By Shishir Tripathi
Dressed in blue denims, white t-shirts and a black jacket he looked a regular college lad. The tricolour being waved at in the backdrop, with thousands of students cheering their comrade, was electrifying the air with patriotic fervour. The open air theatre at the administrative block could have been confused with the Wankhede Stadium as it was on 2 April, 2011; when massive crowd celebrated India’s historic win in ICC world cup.
Kanhaiya Kumar, JNUSU president who had been in jail since 12 February on sedition charges and was released on bail on Thursday, reached the JNU campus in the evening and addressed the students. He spoke about his ‘jail experience’ and “spoke from the heart”. As he started speaking he transformed himself into an astute political leader, perhaps in perfect grasp of the support pouring in for him.
He spoke with conviction and confidence. Angst against the government was sarcasm -coated with digs and jibes. He smiled his way all through his address.
In his three-week stay in jail, he must have ‘introspected’ on a lot of things but hardly would have thought that how swiftly the student leader that he was before 12 February has been transformed into something ‘much bigger’ by the people who feel he is fighting for them.
Or maybe, perhaps, he understood this transformation and as a JNU student Tara Shankar puts it “addressed the nation and not a campus”
To put in simply what Tara Shankar said: “Kanhaiya was addressing the country and its people and not JNU and its students. He was addressing the concerns which matters to us as citizens of India and not just as students of this great campus."

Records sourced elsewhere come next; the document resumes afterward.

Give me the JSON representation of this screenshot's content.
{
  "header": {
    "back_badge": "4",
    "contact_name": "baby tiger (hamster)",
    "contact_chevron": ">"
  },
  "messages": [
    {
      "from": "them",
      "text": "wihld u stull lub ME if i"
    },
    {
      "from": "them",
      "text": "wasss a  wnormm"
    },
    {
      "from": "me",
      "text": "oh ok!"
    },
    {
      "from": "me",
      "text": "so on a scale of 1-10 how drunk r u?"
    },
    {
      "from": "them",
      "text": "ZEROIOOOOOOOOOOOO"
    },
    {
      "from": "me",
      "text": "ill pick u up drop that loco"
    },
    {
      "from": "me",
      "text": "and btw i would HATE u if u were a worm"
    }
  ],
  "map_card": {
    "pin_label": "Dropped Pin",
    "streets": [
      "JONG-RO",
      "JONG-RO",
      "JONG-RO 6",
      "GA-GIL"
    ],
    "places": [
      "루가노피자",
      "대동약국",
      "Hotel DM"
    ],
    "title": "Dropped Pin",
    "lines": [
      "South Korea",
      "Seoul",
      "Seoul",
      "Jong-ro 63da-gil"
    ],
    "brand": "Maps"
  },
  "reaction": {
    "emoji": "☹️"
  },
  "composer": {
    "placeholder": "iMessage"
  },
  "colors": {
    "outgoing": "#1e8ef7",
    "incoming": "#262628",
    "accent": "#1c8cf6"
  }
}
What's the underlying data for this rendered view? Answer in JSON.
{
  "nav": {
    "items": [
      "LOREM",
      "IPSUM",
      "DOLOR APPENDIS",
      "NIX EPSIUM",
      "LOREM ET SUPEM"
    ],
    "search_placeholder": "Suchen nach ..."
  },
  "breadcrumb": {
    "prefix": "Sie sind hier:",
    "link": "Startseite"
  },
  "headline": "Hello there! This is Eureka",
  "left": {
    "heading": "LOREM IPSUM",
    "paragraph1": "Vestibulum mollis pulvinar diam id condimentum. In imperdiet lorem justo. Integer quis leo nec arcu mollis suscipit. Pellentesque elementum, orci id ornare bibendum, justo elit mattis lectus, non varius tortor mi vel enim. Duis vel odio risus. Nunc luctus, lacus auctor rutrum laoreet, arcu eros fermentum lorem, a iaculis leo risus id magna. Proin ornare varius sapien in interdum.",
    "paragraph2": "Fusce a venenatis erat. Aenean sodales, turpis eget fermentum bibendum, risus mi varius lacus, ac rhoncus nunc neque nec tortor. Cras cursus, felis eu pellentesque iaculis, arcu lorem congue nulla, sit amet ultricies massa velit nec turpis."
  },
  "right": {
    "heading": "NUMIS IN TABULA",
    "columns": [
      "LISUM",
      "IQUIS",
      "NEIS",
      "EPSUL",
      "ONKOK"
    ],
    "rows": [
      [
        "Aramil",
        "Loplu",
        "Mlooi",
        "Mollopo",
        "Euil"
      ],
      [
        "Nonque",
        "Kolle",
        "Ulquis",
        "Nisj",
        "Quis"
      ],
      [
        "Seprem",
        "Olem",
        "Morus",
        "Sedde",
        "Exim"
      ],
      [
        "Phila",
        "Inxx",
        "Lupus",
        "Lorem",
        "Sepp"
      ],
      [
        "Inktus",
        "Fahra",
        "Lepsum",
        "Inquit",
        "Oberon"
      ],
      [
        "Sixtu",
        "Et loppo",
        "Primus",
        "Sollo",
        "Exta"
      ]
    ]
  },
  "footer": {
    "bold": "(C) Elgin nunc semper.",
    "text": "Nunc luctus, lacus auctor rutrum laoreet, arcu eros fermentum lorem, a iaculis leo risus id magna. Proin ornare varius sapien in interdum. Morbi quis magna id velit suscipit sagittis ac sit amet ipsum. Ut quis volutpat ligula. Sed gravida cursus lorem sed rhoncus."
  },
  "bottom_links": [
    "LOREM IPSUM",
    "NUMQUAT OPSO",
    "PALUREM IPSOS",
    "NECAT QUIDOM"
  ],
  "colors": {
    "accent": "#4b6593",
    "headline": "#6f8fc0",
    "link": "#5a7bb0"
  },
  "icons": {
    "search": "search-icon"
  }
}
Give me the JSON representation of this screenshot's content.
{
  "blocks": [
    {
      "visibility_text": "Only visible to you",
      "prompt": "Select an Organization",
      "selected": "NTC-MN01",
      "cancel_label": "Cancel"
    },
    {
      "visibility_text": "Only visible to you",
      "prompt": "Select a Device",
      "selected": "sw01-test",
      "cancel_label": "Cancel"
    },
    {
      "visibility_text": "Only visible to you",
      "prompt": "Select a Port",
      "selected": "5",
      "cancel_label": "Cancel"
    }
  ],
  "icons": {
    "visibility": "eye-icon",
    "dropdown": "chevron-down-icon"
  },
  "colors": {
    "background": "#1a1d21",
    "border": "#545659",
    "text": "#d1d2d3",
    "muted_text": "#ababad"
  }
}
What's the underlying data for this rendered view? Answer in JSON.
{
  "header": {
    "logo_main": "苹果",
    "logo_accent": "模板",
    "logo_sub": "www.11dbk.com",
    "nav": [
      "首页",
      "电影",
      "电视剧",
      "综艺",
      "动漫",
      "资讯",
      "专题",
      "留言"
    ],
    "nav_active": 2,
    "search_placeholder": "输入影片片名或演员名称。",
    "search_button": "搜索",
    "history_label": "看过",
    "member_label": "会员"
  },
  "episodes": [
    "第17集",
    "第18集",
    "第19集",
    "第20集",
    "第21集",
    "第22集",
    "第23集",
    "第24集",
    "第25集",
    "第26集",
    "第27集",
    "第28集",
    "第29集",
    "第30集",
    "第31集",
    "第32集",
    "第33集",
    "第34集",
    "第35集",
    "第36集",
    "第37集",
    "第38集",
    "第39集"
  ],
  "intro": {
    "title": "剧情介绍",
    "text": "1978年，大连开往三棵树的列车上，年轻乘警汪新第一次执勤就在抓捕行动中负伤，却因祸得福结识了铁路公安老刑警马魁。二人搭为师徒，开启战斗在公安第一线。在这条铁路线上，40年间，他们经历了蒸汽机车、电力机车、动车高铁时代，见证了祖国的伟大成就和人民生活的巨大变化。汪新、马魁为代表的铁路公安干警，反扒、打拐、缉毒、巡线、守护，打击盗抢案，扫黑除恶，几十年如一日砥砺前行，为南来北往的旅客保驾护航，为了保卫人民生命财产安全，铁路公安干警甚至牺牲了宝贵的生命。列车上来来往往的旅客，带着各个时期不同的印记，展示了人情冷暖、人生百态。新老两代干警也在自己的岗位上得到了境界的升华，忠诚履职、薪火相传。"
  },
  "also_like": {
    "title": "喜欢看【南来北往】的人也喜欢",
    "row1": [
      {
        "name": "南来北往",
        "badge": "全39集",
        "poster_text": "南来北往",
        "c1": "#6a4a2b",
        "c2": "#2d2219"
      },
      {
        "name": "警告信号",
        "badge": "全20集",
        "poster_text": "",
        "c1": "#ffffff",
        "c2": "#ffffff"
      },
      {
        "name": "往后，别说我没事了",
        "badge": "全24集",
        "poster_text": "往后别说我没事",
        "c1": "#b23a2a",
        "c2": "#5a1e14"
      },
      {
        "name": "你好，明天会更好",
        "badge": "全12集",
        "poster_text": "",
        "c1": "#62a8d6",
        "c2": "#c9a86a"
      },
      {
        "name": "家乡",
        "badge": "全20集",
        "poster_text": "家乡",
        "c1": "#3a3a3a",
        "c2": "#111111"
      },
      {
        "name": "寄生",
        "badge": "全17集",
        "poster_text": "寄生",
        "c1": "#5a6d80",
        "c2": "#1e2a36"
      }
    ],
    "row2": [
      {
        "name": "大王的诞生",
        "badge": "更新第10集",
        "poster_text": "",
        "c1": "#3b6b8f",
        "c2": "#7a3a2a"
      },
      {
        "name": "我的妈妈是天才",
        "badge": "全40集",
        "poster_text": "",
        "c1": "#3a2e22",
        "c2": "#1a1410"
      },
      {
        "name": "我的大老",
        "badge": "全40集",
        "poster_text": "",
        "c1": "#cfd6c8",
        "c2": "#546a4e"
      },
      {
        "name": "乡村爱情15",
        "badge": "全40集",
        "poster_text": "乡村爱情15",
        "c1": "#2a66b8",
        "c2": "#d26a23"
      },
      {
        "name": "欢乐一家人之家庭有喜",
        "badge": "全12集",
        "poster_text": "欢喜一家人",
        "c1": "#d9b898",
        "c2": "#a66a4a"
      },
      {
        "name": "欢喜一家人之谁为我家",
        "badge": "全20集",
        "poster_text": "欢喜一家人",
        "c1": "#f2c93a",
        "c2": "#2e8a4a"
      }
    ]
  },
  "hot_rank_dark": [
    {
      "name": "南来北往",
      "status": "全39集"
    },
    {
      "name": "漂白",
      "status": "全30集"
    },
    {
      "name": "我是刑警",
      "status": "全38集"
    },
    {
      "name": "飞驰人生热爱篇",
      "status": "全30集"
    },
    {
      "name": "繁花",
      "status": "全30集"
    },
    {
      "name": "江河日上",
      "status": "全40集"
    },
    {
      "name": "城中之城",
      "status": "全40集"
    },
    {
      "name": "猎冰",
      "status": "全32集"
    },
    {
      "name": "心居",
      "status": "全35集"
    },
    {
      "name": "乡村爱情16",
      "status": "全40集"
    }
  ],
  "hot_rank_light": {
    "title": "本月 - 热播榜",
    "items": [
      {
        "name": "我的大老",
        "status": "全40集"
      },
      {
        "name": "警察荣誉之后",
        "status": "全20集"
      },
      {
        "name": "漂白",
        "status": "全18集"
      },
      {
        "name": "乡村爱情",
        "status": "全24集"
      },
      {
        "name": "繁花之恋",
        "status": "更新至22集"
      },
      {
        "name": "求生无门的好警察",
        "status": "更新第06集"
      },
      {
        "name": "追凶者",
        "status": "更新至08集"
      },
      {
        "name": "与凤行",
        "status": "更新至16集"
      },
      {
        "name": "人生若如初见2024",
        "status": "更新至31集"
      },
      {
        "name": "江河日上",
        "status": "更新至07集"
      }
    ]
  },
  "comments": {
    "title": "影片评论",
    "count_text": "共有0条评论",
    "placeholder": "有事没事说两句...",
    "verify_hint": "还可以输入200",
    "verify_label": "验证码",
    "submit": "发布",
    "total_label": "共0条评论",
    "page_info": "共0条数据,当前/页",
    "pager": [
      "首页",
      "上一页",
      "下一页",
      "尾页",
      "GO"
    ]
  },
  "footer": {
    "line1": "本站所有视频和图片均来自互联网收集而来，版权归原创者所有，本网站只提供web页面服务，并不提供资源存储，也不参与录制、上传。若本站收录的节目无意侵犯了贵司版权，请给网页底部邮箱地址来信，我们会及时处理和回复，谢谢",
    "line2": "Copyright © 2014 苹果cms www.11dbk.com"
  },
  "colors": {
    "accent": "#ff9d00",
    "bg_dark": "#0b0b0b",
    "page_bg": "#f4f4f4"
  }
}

While the content of the speech was good, the exhilarating effect it had on the crowd was more to do with his transformation and timing. JNU is a place where such speeches calling for social revolution and questioning the government are a common affair. What was different on Thursday evening was the fact that a student leader who “became a symbol of resistance against what is wrong” spoke after a long wait.
“He did not burden us with his sob story. He made us laugh. He joked on absurdity of the entire episode. He was fearless and shows no sign of being intimidated”, said a student commenting after his speech”.
While talking about his jail experiences, he said that the constable who was probing the case told him that he was waiting to thrash him on his arrival but changed his mind after meeting him.
“The anecdotal reference was to show he can connect with anyone, even with his adversaries. You know this is what helped him to win the student union election. He can instantly connect to people. In jail, he could connect to prison officials, and here, he could do the same with this massive crowd”, a student, who was all smiles, said.
From his ‘farzi tweet karne wale’ to his reference to many “shagufas” of the current government to his reminder that it is not easy to get admission in JNU and neither it is easy to silence those in JNU, there were many instances where thunderous applause was mixed with deafening laughter.
As he ended his speech, chants of azaadi -“in India and not from India”- filled the air. And with the air of a rockstar, Kanhaiya Kumar held the mike and sang the aazadi slogan: “to hum kya chahte, azaadi. Zor se bolo, azaadi, manuwaad se azaadi...”
What followed Kanhaiya's speech was long hours of discussion in most of the hostel rooms and dhabas in the campus. The Facebook pages of the students and faculty, admirers and supporters of Kumar were flooded with comments and videos and pictures of the speech.
Shehla Rasheed, JNUSU vice president who was leading the protest in the last few weeks, calling for the release of Kanhaiya posted the video of Kumar’s speech on her Facebook page with a crisp and short comment “#StandWithJNU You have to watch this speech to know why RSS-ABVP wants to #ShutDownJNU.”
Alumni of JNU from all over the world started commenting on the event. Jamsheed Rizwani, an old JNU student living in France wrote “A wonderful speech.....to put back the nation on the rails of equality and justice... Yes azaadi will continue to reverberate in our ears..... it must.... the change must come....”He also asked for the transcript of the speech to translate it into French.
Post the speech, it was another sleepless night at JNU. But for a change, what kept students awake on Thursday night was not the anxiety over the future of their jailed 'comrades', but was the excitement over their first victory.
At the break of dawn, students were readying themselves for another fight. Their two ‘comrades’ are still in jail and as a student said “ladai abhi baki hai mere dost.”